“Companies that began with a few people suddenly became multimillion- or multibillion-dollar contractors processing huge amounts of money,” Ramachandran said.
Keys started his operation 17 years ago with his wife and daughter, attracting just over $1 million in revenue and hiring about 10 employees in its first year.
“The whole purpose of IRD was to address the suffering of the world's most vulnerable groups and to provide tools and resources needed to increase their self-sufficiency,” said Keys, echoing the organization's mission statement. “That was the main purpose, and we did that in a very open and transparent way, working very closely in local communities and donors.”
By the mid-2000s, IRD was the nation's largest nonprofit contractor in Iraq and Afghanistan, at its peak employing more than 5,000 people worldwide and reporting more than $700 million in annual revenue.
Keys had several advantages that helped him rapidly grow the organization in size and prominence: He had insight on how to secure USAID contracts through his work at Keys and Associates, a company he founded in 1992 to help nongovernmental organizations win grant money; a political and advocacy background through his stints with the Interfaith Action Committee for Economic Justice and the United Methodist Committee on Relief in Georgia; and firsthand knowledge of war-torn challenges from living in the former Yugoslavia and taking in his in-laws when they were kicked out of Bosnia.
“We felt comfortable in conflict areas others shied away from,” Keys said.
His attorneys said they have no knowledge of direct investigations into Keys or his wife, other than what they read in news reports.
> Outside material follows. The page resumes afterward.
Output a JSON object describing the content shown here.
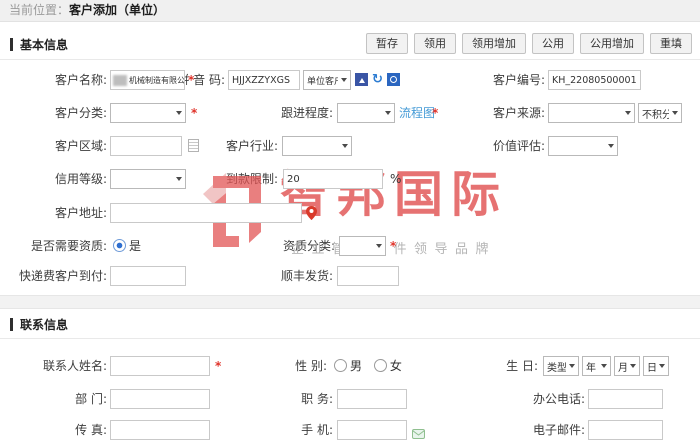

The law firm's work has been limited to resolving disputes between IRD and the Keys on compensation issues and questioned overhead expenses.
USAID flagged American Express credit card charges and overhead costs that may have been “unallowable,” including hotel retreats with open bars billed to the government as “staff morale,” and Washington Redskins pro football tickets, according to The Post.
Keys' law firm retained an independent auditor who found “the majority of those charges attributed to Keys were in fact appropriate,” Johnson said.
USAID says it has increased oversight of its contracts and grants during the past several years, and that “the suspension of IRD demonstrates USAID's continued commitment to accountability.” The agency has until April 13 to respond to IRD's request that the suspension be lifted.
Keys emphasized he has no ties to IRD's new management. His brother-in-law Mladen Basaric is IRD's global director of information technology. As he hung up the phone on a recent interview, Keys prepared to make another call to order organic seeds for the family-run business.
“Our goal on the farm is to model the same kind of sound development practices that we've done everywhere else,” he said, “so we feel very good about our operation and its success.”
Natasha Lindstrom is a Trib Total Media staff writer. Reach her at 412-380-8514 or firstname.lastname@example.org.